Raffard, S.; Bayard, S.; Eisenblaetter, M.; Attal, J.; Andrieu, C.; Chereau, I.; Fond, G.; Leignier, S.; Mallet, J.; Tattard, P.; et al. Attitudes towards Vaccines, Intent to Vaccinate and the Relationship with COVID-19 Vaccination Rates in Individuals with Schizophrenia. Vaccines 2022, 10, 1228. https://doi.org/10.3390/vaccines10081228

AMA Style

Raffard S, Bayard S, Eisenblaetter M, Attal J, Andrieu C, Chereau I, Fond G, Leignier S, Mallet J, Tattard P, et al. Attitudes towards Vaccines, Intent to Vaccinate and the Relationship with COVID-19 Vaccination Rates in Individuals with Schizophrenia. Vaccines. 2022; 10(8):1228. https://doi.org/10.3390/vaccines10081228

Chicago/Turabian Style

Raffard, Stéphane, Sophie Bayard, Margot Eisenblaetter, Jérôme Attal, Christelle Andrieu, Isabelle Chereau, Guillaume Fond, Sylvain Leignier, Jasmina Mallet, Philippe Tattard, and et al. 2022. "Attitudes towards Vaccines, Intent to Vaccinate and the Relationship with COVID-19 Vaccination Rates in Individuals with Schizophrenia" Vaccines 10, no. 8: 1228. https://doi.org/10.3390/vaccines10081228

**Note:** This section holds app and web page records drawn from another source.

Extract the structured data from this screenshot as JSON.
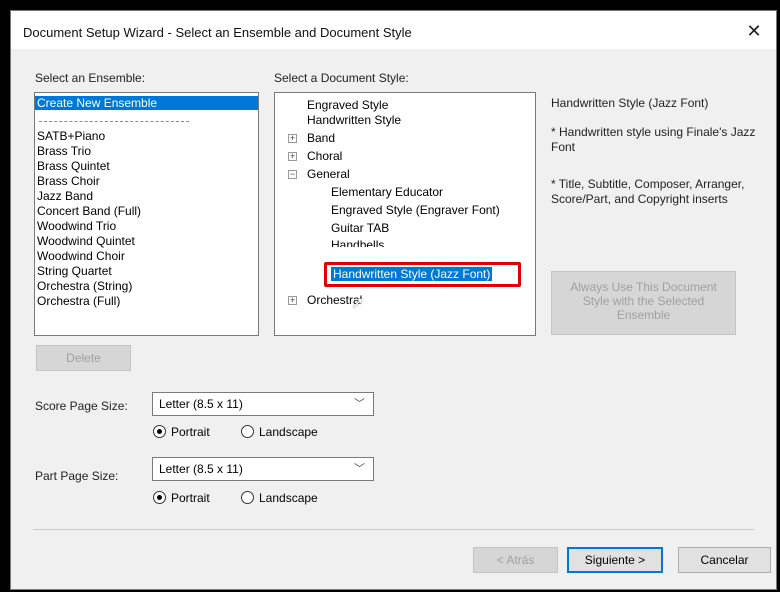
{
  "window": {
    "title": "Document Setup Wizard - Select an Ensemble and Document Style",
    "close_glyph": "✕"
  },
  "ensemble": {
    "label": "Select an Ensemble:",
    "items": [
      "Create New Ensemble",
      "SATB+Piano",
      "Brass Trio",
      "Brass Quintet",
      "Brass Choir",
      "Jazz Band",
      "Concert Band (Full)",
      "Woodwind Trio",
      "Woodwind Quintet",
      "Woodwind Choir",
      "String Quartet",
      "Orchestra (String)",
      "Orchestra (Full)"
    ],
    "delete_label": "Delete"
  },
  "style": {
    "label": "Select a Document Style:",
    "tree": [
      {
        "label": "Engraved Style"
      },
      {
        "label": "Handwritten Style"
      },
      {
        "label": "Band",
        "expander": "+"
      },
      {
        "label": "Choral",
        "expander": "+"
      },
      {
        "label": "General",
        "expander": "−"
      },
      {
        "label": "Elementary Educator"
      },
      {
        "label": "Engraved Style (Engraver Font)"
      },
      {
        "label": "Guitar TAB"
      },
      {
        "label": "Handbells"
      },
      {
        "label": "Handwritten Style (Jazz Font)",
        "selected": true
      },
      {
        "label": "Orchestral",
        "expander": "+"
      }
    ]
  },
  "description": {
    "title": "Handwritten Style (Jazz Font)",
    "line1": "* Handwritten style using Finale's Jazz Font",
    "line2": "* Title, Subtitle, Composer, Arranger, Score/Part, and Copyright inserts",
    "always_use_label": "Always Use This Document Style with the Selected Ensemble"
  },
  "score": {
    "label": "Score Page Size:",
    "value": "Letter (8.5 x 11)",
    "portrait": "Portrait",
    "landscape": "Landscape"
  },
  "part": {
    "label": "Part Page Size:",
    "value": "Letter (8.5 x 11)",
    "portrait": "Portrait",
    "landscape": "Landscape"
  },
  "footer": {
    "back": "< Atrás",
    "next": "Siguiente >",
    "cancel": "Cancelar"
  },
  "colors": {
    "selection": "#0078d7",
    "highlight": "#e00000"
  }
}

Note that from the first issue of 2016, this journal uses article numbers instead of page numbers. See further details here.

Article Metrics

Back to TopTop